In full and without alteration, write out the lines below.

>>>>

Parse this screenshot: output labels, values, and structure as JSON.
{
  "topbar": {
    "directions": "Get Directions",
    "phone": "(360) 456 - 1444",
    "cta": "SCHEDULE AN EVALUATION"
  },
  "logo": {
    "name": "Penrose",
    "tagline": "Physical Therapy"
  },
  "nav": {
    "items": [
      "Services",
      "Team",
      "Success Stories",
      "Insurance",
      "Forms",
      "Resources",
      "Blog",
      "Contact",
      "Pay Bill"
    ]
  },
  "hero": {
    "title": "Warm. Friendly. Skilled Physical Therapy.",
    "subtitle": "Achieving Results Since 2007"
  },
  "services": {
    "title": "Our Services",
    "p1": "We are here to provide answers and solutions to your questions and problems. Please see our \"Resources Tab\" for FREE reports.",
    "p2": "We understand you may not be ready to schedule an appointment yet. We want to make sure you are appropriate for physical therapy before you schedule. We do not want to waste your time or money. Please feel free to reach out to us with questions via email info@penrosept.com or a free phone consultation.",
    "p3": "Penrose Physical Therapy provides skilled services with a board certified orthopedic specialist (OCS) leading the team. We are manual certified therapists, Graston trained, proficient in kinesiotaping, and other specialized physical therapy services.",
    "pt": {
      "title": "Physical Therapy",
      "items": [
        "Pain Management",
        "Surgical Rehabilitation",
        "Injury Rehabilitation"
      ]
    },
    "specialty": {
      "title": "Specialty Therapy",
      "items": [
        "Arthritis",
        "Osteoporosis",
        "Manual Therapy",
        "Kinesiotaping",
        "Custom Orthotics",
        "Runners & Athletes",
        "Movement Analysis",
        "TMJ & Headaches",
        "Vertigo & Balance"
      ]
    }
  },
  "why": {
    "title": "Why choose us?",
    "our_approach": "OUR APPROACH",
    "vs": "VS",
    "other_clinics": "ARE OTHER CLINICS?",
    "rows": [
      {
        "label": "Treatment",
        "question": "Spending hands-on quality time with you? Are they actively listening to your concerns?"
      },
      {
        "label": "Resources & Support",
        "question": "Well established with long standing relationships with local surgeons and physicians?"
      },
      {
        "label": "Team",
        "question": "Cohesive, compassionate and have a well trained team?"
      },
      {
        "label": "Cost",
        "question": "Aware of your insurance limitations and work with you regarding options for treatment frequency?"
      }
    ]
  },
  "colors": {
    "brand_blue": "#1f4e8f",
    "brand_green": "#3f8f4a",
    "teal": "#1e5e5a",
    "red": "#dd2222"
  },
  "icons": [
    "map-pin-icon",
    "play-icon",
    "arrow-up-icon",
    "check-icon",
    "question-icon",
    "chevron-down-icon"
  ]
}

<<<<

◆ ANSWER TO THIS EXERCISE
Parse this screenshot: output labels, values, and structure as JSON.
{
  "topbar": {
    "directions": "Get Directions",
    "phone": "(360) 456 - 1444",
    "cta": "SCHEDULE AN EVALUATION"
  },
  "logo": {
    "name": "Penrose",
    "tagline": "Physical Therapy"
  },
  "nav": {
    "items": [
      "Services",
      "Team",
      "Success Stories",
      "Insurance",
      "Forms",
      "Resources",
      "Blog",
      "Contact",
      "Pay Bill"
    ]
  },
  "hero": {
    "title": "Warm. Friendly. Skilled Physical Therapy.",
    "subtitle": "Achieving Results Since 2007"
  },
  "services": {
    "title": "Our Services",
    "p1": "We are here to provide answers and solutions to your questions and problems. Please see our \"Resources Tab\" for FREE reports.",
    "p2": "We understand you may not be ready to schedule an appointment yet. We want to make sure you are appropriate for physical therapy before you schedule. We do not want to waste your time or money. Please feel free to reach out to us with questions via email info@penrosept.com or a free phone consultation.",
    "p3": "Penrose Physical Therapy provides skilled services with a board certified orthopedic specialist (OCS) leading the team. We are manual certified therapists, Graston trained, proficient in kinesiotaping, and other specialized physical therapy services.",
    "pt": {
      "title": "Physical Therapy",
      "items": [
        "Pain Management",
        "Surgical Rehabilitation",
        "Injury Rehabilitation"
      ]
    },
    "specialty": {
      "title": "Specialty Therapy",
      "items": [
        "Arthritis",
        "Osteoporosis",
        "Manual Therapy",
        "Kinesiotaping",
        "Custom Orthotics",
        "Runners & Athletes",
        "Movement Analysis",
        "TMJ & Headaches",
        "Vertigo & Balance"
      ]
    }
  },
  "why": {
    "title": "Why choose us?",
    "our_approach": "OUR APPROACH",
    "vs": "VS",
    "other_clinics": "ARE OTHER CLINICS?",
    "rows": [
      {
        "label": "Treatment",
        "question": "Spending hands-on quality time with you? Are they actively listening to your concerns?"
      },
      {
        "label": "Resources & Support",
        "question": "Well established with long standing relationships with local surgeons and physicians?"
      },
      {
        "label": "Team",
        "question": "Cohesive, compassionate and have a well trained team?"
      },
      {
        "label": "Cost",
        "question": "Aware of your insurance limitations and work with you regarding options for treatment frequency?"
      }
    ]
  },
  "colors": {
    "brand_blue": "#1f4e8f",
    "brand_green": "#3f8f4a",
    "teal": "#1e5e5a",
    "red": "#dd2222"
  },
  "icons": [
    "map-pin-icon",
    "play-icon",
    "arrow-up-icon",
    "check-icon",
    "question-icon",
    "chevron-down-icon"
  ]
}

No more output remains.